BEGIN Records shown

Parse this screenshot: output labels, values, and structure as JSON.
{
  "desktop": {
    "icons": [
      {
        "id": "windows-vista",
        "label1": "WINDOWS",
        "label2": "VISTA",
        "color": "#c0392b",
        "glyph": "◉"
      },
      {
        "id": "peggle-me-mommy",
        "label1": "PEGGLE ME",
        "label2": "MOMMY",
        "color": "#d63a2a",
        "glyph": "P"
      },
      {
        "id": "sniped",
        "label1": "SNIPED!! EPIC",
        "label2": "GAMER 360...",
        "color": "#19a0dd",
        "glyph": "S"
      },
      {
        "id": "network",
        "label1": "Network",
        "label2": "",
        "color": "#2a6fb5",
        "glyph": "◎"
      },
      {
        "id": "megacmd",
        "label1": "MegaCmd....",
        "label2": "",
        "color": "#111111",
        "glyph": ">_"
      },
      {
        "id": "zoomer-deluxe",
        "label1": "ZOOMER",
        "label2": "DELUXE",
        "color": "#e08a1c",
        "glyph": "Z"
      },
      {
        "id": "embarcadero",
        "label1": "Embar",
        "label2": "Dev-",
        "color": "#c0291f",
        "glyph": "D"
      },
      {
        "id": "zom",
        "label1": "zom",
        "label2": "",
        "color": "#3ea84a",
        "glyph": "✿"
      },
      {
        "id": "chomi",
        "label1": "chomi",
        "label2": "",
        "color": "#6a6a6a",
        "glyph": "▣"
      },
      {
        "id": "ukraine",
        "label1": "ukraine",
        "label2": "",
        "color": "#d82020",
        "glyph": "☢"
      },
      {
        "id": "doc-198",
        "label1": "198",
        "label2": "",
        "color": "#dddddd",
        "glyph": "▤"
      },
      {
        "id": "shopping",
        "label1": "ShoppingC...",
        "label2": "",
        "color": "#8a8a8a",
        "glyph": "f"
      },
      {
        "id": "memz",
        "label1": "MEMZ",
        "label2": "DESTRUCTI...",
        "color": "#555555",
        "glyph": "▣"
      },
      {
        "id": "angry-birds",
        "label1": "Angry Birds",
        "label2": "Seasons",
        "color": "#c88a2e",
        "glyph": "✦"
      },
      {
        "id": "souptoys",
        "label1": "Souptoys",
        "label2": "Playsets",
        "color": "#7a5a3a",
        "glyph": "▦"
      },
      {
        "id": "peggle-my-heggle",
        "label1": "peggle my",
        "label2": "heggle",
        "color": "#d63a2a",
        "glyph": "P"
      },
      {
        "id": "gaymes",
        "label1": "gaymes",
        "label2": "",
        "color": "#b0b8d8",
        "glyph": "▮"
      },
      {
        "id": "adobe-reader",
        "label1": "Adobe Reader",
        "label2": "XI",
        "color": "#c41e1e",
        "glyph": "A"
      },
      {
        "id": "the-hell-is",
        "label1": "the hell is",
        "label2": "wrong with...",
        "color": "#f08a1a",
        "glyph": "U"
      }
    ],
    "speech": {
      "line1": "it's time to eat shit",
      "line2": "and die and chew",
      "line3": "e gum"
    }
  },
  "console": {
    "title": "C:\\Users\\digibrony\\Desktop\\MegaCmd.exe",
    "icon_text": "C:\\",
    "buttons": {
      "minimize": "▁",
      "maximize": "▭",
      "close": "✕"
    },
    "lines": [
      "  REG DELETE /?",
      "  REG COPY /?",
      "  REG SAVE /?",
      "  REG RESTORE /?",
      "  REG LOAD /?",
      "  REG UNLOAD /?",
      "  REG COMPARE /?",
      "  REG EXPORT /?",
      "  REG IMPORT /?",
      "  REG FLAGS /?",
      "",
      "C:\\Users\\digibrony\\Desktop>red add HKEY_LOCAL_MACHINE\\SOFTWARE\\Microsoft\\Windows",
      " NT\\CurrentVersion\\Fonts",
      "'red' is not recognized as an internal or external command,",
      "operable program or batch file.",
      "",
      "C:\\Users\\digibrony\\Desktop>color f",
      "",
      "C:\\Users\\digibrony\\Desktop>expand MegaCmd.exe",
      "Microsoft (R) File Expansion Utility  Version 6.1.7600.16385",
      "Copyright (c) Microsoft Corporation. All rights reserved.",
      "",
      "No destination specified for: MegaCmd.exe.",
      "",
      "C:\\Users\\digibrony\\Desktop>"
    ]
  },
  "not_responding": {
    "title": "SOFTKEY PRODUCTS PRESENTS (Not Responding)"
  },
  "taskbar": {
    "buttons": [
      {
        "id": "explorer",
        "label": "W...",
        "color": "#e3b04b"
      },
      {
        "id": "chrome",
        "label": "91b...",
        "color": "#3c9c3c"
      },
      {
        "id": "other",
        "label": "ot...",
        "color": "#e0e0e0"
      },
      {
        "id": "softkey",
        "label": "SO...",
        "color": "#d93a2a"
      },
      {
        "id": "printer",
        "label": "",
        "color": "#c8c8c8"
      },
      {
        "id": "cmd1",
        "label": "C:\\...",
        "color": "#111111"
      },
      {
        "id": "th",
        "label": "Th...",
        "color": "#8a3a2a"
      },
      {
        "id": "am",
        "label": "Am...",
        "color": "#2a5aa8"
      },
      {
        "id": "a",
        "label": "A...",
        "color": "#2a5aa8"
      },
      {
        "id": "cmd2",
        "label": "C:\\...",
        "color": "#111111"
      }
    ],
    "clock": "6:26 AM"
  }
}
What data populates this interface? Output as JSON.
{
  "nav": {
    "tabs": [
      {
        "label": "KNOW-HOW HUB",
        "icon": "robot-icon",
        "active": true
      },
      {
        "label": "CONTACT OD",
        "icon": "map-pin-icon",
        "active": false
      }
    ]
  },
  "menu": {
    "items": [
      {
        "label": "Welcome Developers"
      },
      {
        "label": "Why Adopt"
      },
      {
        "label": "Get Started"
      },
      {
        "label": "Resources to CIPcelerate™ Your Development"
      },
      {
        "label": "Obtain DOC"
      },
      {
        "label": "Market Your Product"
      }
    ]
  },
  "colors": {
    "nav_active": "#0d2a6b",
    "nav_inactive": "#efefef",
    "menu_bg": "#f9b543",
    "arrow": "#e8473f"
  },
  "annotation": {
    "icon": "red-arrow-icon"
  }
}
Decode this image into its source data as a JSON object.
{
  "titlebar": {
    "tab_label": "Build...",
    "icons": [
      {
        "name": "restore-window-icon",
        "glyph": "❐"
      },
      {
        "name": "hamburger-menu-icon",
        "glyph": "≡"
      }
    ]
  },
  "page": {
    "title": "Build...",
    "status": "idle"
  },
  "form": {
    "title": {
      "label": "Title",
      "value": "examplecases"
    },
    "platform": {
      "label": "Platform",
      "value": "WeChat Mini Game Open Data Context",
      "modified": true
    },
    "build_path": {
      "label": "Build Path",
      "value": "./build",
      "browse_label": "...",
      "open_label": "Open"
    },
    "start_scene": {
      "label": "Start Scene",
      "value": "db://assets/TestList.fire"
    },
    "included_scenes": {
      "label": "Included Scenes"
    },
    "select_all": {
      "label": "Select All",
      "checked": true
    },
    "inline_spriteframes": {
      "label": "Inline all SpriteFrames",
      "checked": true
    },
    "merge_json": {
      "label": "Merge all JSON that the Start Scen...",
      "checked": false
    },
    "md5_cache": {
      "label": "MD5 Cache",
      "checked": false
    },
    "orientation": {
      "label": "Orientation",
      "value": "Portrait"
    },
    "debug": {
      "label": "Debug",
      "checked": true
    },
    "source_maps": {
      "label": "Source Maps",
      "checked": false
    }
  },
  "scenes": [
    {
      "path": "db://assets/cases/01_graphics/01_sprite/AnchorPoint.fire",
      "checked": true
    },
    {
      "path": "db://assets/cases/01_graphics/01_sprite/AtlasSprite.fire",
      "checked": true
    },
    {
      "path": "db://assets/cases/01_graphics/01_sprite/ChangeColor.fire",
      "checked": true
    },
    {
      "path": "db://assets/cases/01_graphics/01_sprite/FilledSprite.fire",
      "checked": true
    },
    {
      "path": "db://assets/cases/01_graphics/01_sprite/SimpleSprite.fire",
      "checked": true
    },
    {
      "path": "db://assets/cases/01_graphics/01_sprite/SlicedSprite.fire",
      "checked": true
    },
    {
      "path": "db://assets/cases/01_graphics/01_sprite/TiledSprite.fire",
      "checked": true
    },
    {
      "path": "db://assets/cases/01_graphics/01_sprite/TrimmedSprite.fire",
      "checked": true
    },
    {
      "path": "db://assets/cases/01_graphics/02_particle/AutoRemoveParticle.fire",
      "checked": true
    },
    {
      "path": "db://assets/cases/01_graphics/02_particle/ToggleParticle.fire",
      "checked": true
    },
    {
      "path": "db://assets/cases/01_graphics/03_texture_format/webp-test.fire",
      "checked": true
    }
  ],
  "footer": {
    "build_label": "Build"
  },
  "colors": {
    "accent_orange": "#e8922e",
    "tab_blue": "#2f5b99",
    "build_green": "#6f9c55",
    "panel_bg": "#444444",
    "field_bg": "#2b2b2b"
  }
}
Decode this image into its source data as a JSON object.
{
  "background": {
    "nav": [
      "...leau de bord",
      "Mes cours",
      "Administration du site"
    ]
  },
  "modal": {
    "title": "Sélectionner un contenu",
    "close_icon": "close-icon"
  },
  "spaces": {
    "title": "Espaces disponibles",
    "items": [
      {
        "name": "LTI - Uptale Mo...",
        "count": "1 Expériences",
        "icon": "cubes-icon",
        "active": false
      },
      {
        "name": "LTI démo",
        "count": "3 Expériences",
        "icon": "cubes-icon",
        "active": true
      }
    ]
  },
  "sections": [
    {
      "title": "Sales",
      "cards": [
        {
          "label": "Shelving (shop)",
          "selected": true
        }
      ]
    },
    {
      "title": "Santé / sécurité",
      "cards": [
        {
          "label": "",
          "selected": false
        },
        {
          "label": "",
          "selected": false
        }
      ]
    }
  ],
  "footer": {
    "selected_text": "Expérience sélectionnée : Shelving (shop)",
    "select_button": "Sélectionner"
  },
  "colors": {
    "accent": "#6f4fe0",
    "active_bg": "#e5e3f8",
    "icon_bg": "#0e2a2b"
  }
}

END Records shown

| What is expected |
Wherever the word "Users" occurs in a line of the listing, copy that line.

| Written reply |
    "title": "C:\\Users\\digibrony\\Desktop\\MegaCmd.exe",
      "C:\\Users\\digibrony\\Desktop>red add HKEY_LOCAL_MACHINE\\SOFTWARE\\Microsoft\\Windows",
      "C:\\Users\\digibrony\\Desktop>color f",
      "C:\\Users\\digibrony\\Desktop>expand MegaCmd.exe",
      "C:\\Users\\digibrony\\Desktop>"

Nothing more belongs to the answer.